The sprawling nine-acre estate also features an olive tree grove, sophisticated pool area and three terrific restaurants.
Le Palais Paysan
Le Palais Paysan is a 16-room boutique hotel located 30 minutes from the bustling medina. All rooms have gardens and private terraces facing the impressive Atlas Mountains – a welcome change of pace from the rush of the city.
Fitness holiday experts In:spa offers a range of wellness retreats at Le Palais Paysan. Expect daily yoga, deep tissue massages, guided hikes and a delicious menu of healthy fare.
Another boutique hotel on the outskirts of the city, Peacock Pavilions offers an ideal retreat for yoga lovers too, with a range of wellness-focused events and teachers on hand to guide you on your journey.
Where to eat in Marrakech
The Restaurant at five-star hotel La Maison Arabe delivers a fine dining experience. Request a table outside around the glimmering pool and tuck in to traditional French, Arabic and Moroccan fare.
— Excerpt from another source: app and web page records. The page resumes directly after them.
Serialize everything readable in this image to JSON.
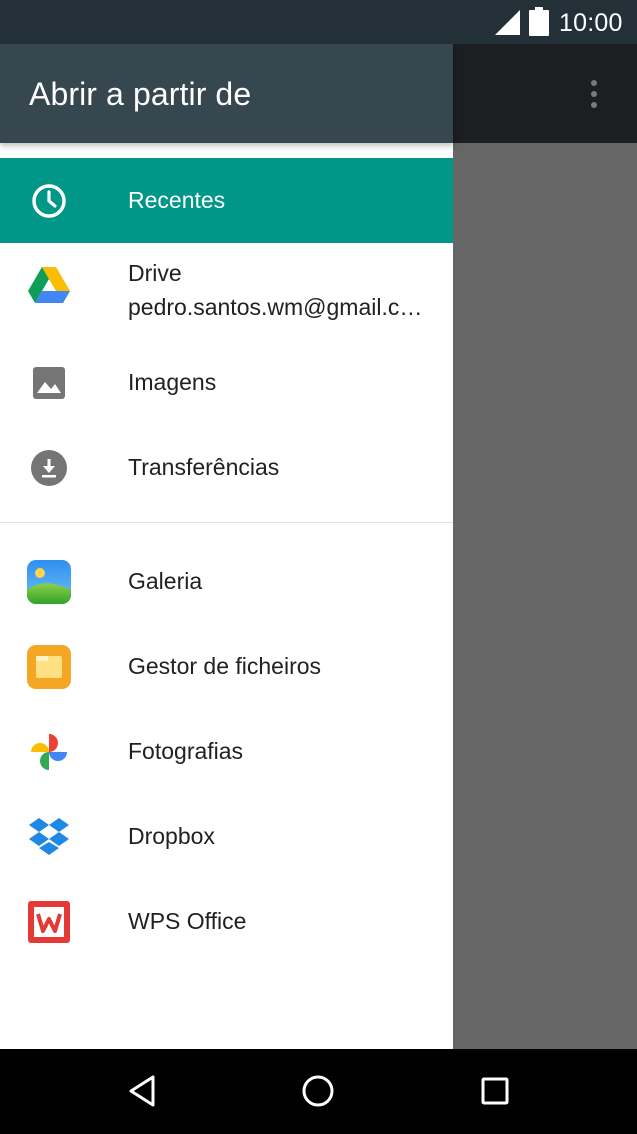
{
  "status_bar": {
    "time": "10:00"
  },
  "drawer": {
    "title": "Abrir a partir de",
    "items": [
      {
        "label": "Recentes",
        "icon": "clock-icon",
        "selected": true
      },
      {
        "label": "Drive",
        "sublabel": "pedro.santos.wm@gmail.com",
        "icon": "google-drive-icon"
      },
      {
        "label": "Imagens",
        "icon": "image-icon"
      },
      {
        "label": "Transferências",
        "icon": "download-icon"
      },
      {
        "label": "Galeria",
        "icon": "gallery-app-icon"
      },
      {
        "label": "Gestor de ficheiros",
        "icon": "file-manager-icon"
      },
      {
        "label": "Fotografias",
        "icon": "google-photos-icon"
      },
      {
        "label": "Dropbox",
        "icon": "dropbox-icon"
      },
      {
        "label": "WPS Office",
        "icon": "wps-office-icon"
      }
    ]
  },
  "colors": {
    "status_bar": "#243038",
    "drawer_header": "#37474f",
    "selected_item": "#009688",
    "scrim": "#666666"
  }
}
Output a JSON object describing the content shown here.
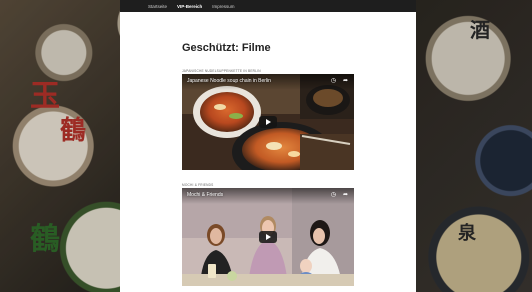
{
  "nav": {
    "items": [
      {
        "label": "Startseite",
        "active": false
      },
      {
        "label": "VIP-Bereich",
        "active": true
      },
      {
        "label": "Impressum",
        "active": false
      }
    ]
  },
  "page": {
    "title": "Geschützt: Filme"
  },
  "videos": [
    {
      "caption": "JAPANISCHE NUDELSUPPENKETTE IN BERLIN",
      "title": "Japanese Noodle soup chain in Berlin"
    },
    {
      "caption": "MOCHI & FRIENDS",
      "title": "Mochi & Friends"
    }
  ],
  "icons": {
    "clock": "clock-icon",
    "share": "share-icon",
    "play": "play-icon"
  },
  "colors": {
    "nav_bg": "#1e1e1e",
    "page_bg": "#ffffff",
    "title": "#222222"
  }
}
Just minutes from Jemaa el-Fnaa sits the tranquil and elegantly decorated La Famille, which offers fresh vegetarian and vegan meals. Reserve a table ahead of time, as it’s often booked up. You can also sample some local cuisine in the Jemaa el-Fnaa, where there’s plenty of grilled dishes to choose from.
Grand Café de la Poste
This is the place to visit if you’re in Gueliz, Marrakech’s modern district. Located behind the main post office, this high-end restaurant boasts exquisite décor, delicious wine and an excellent steak tartare.
In need of a change from tagines? Pepe Nero offers delicious Italian food including fettuccine Alfredo, seafood linguine and a to-die-for chocolate pudding.
When is the best time to visit Marrakech?
Like all African countries, Morocco gets extremely hot in summer with temperatures as high as 37°C.
For a more comfortable experience, the best time to visit is October to November or January to March, when the average temperature is a more manageable 25°C.
Getting to Marrakech
British Airways operates flights to Marrakech Menara Airport (RAK) from London Gatwick (five per week) and London Heathrow (four per week). Fares start from £58 each way or £85 return, inclusive of taxes, fees and carrier-imposed charges.
EasyJet flies daily to RAK from London Gatwick, with flights starting from £33 one way.
The flight time is approximately 3hrs and 20 minutes.